<<<<
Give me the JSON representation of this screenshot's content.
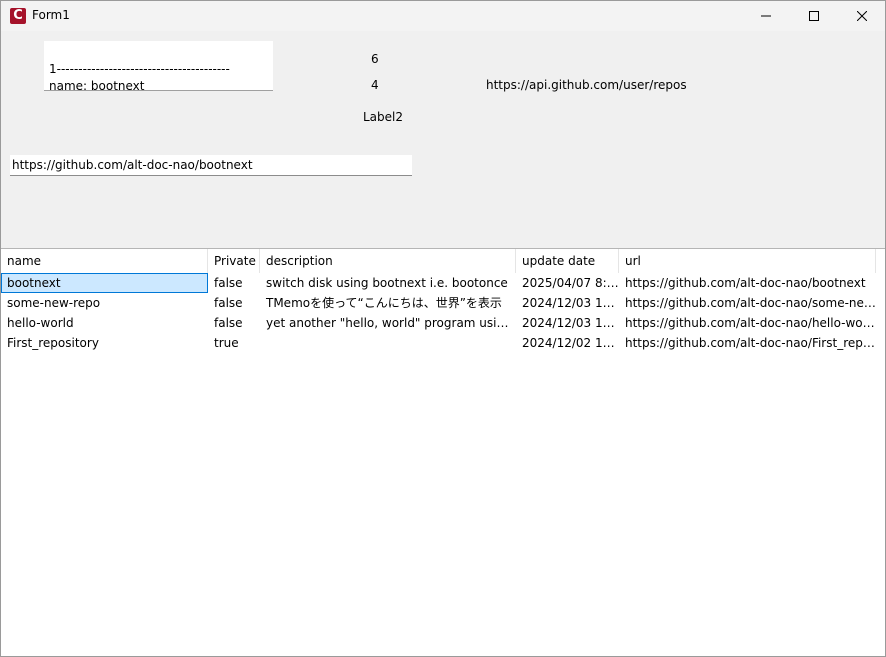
{
  "window": {
    "title": "Form1",
    "app_icon_letter": "C",
    "accent": "#a5122a"
  },
  "memo": {
    "lines": [
      "1----------------------------------------",
      "name: bootnext"
    ]
  },
  "labels": {
    "count_total": "6",
    "count_shown": "4",
    "api_url": "https://api.github.com/user/repos",
    "label2": "Label2"
  },
  "url_input": {
    "value": "https://github.com/alt-doc-nao/bootnext"
  },
  "listview": {
    "columns": [
      "name",
      "Private",
      "description",
      "update date",
      "url"
    ],
    "rows": [
      [
        "bootnext",
        "false",
        "switch disk using bootnext i.e. bootonce",
        "2025/04/07 8:5...",
        "https://github.com/alt-doc-nao/bootnext"
      ],
      [
        "some-new-repo",
        "false",
        "TMemoを使って“こんにちは、世界”を表示",
        "2024/12/03 16:...",
        "https://github.com/alt-doc-nao/some-new-..."
      ],
      [
        "hello-world",
        "false",
        "yet another \"hello, world\" program using t...",
        "2024/12/03 14:...",
        "https://github.com/alt-doc-nao/hello-world"
      ],
      [
        "First_repository",
        "true",
        "",
        "2024/12/02 16:...",
        "https://github.com/alt-doc-nao/First_reposi..."
      ]
    ],
    "selected_row": 0,
    "selection_color": "#cce8ff"
  },
  "icons": {
    "minimize": "minimize-icon",
    "maximize": "maximize-icon",
    "close": "close-icon"
  }
}
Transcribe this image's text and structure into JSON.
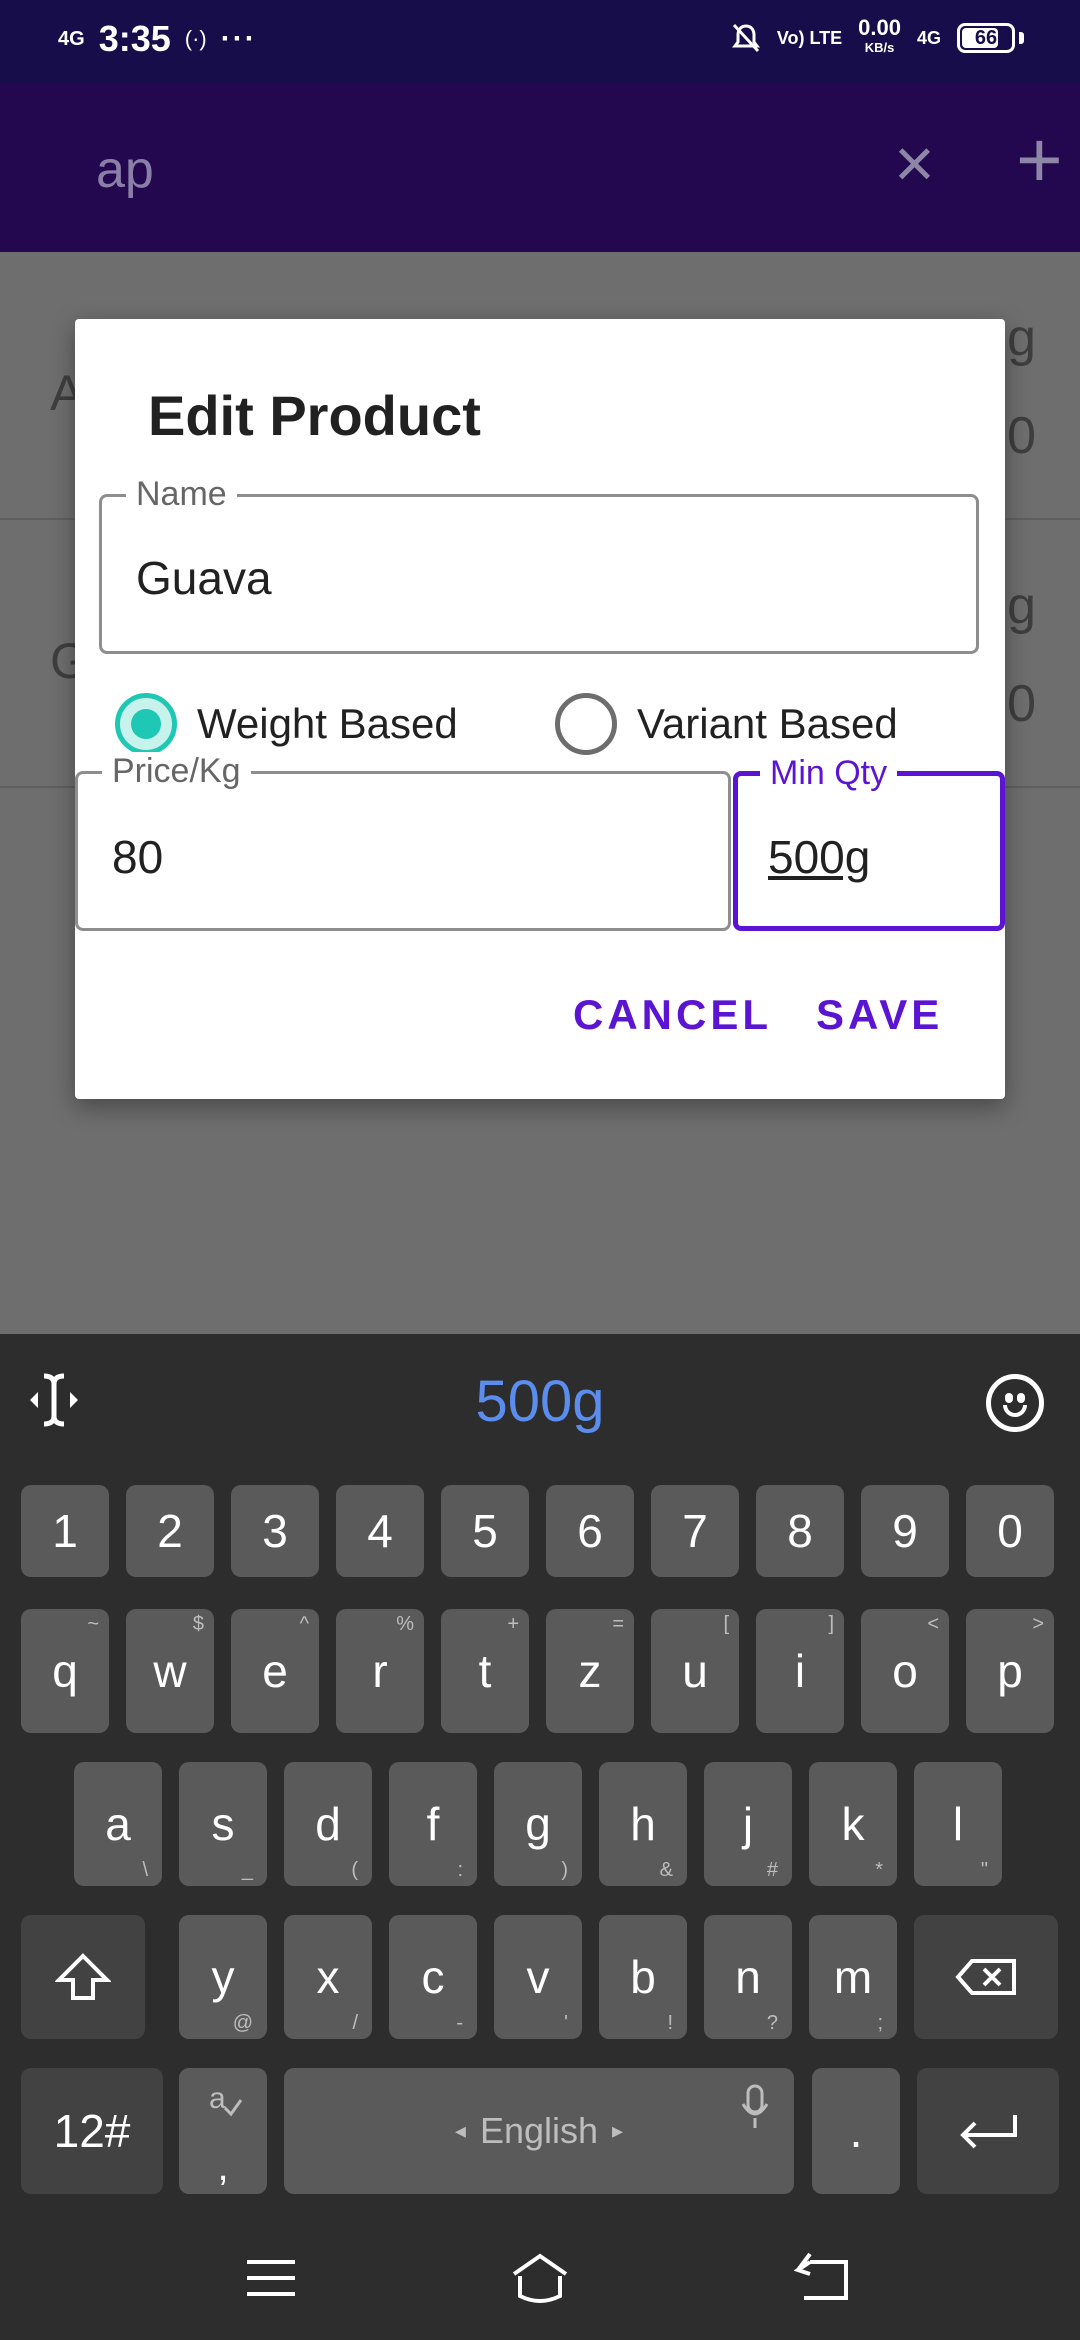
{
  "status_bar": {
    "network": "4G",
    "time": "3:35",
    "hotspot": "(·)",
    "more": "···",
    "volte": "Vo) LTE",
    "speed_value": "0.00",
    "speed_unit": "KB/s",
    "network_right": "4G",
    "battery": "66"
  },
  "toolbar": {
    "search_text": "ap",
    "close_label": "×",
    "add_label": "+"
  },
  "background_list": {
    "rows": [
      {
        "letter": "A",
        "right_top": "g",
        "right_bottom": "0"
      },
      {
        "letter": "G",
        "right_top": "g",
        "right_bottom": "0"
      }
    ]
  },
  "dialog": {
    "title": "Edit Product",
    "name_label": "Name",
    "name_value": "Guava",
    "radio_weight": "Weight Based",
    "radio_variant": "Variant Based",
    "weight_selected": true,
    "price_label": "Price/Kg",
    "price_value": "80",
    "minqty_label": "Min Qty",
    "minqty_value": "500g",
    "cancel": "CANCEL",
    "save": "SAVE"
  },
  "keyboard": {
    "suggestion": "500g",
    "number_row": [
      "1",
      "2",
      "3",
      "4",
      "5",
      "6",
      "7",
      "8",
      "9",
      "0"
    ],
    "row1": [
      {
        "k": "q",
        "s": "~"
      },
      {
        "k": "w",
        "s": "$"
      },
      {
        "k": "e",
        "s": "^"
      },
      {
        "k": "r",
        "s": "%"
      },
      {
        "k": "t",
        "s": "+"
      },
      {
        "k": "z",
        "s": "="
      },
      {
        "k": "u",
        "s": "["
      },
      {
        "k": "i",
        "s": "]"
      },
      {
        "k": "o",
        "s": "<"
      },
      {
        "k": "p",
        "s": ">"
      }
    ],
    "row2": [
      {
        "k": "a",
        "s": "\\"
      },
      {
        "k": "s",
        "s": "_"
      },
      {
        "k": "d",
        "s": "("
      },
      {
        "k": "f",
        "s": ":"
      },
      {
        "k": "g",
        "s": ")"
      },
      {
        "k": "h",
        "s": "&"
      },
      {
        "k": "j",
        "s": "#"
      },
      {
        "k": "k",
        "s": "*"
      },
      {
        "k": "l",
        "s": "\""
      }
    ],
    "row3": [
      {
        "k": "y",
        "s": "@"
      },
      {
        "k": "x",
        "s": "/"
      },
      {
        "k": "c",
        "s": "-"
      },
      {
        "k": "v",
        "s": "'"
      },
      {
        "k": "b",
        "s": "!"
      },
      {
        "k": "n",
        "s": "?"
      },
      {
        "k": "m",
        "s": ";"
      }
    ],
    "symbols_key": "12#",
    "comma_key": ",",
    "space_label": "English",
    "period_key": "."
  },
  "icons": [
    "text-cursor-icon",
    "emoji-icon",
    "shift-icon",
    "backspace-icon",
    "enter-icon",
    "mic-icon",
    "menu-icon",
    "home-icon",
    "back-icon"
  ]
}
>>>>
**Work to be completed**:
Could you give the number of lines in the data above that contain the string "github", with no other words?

**Final answer**:
6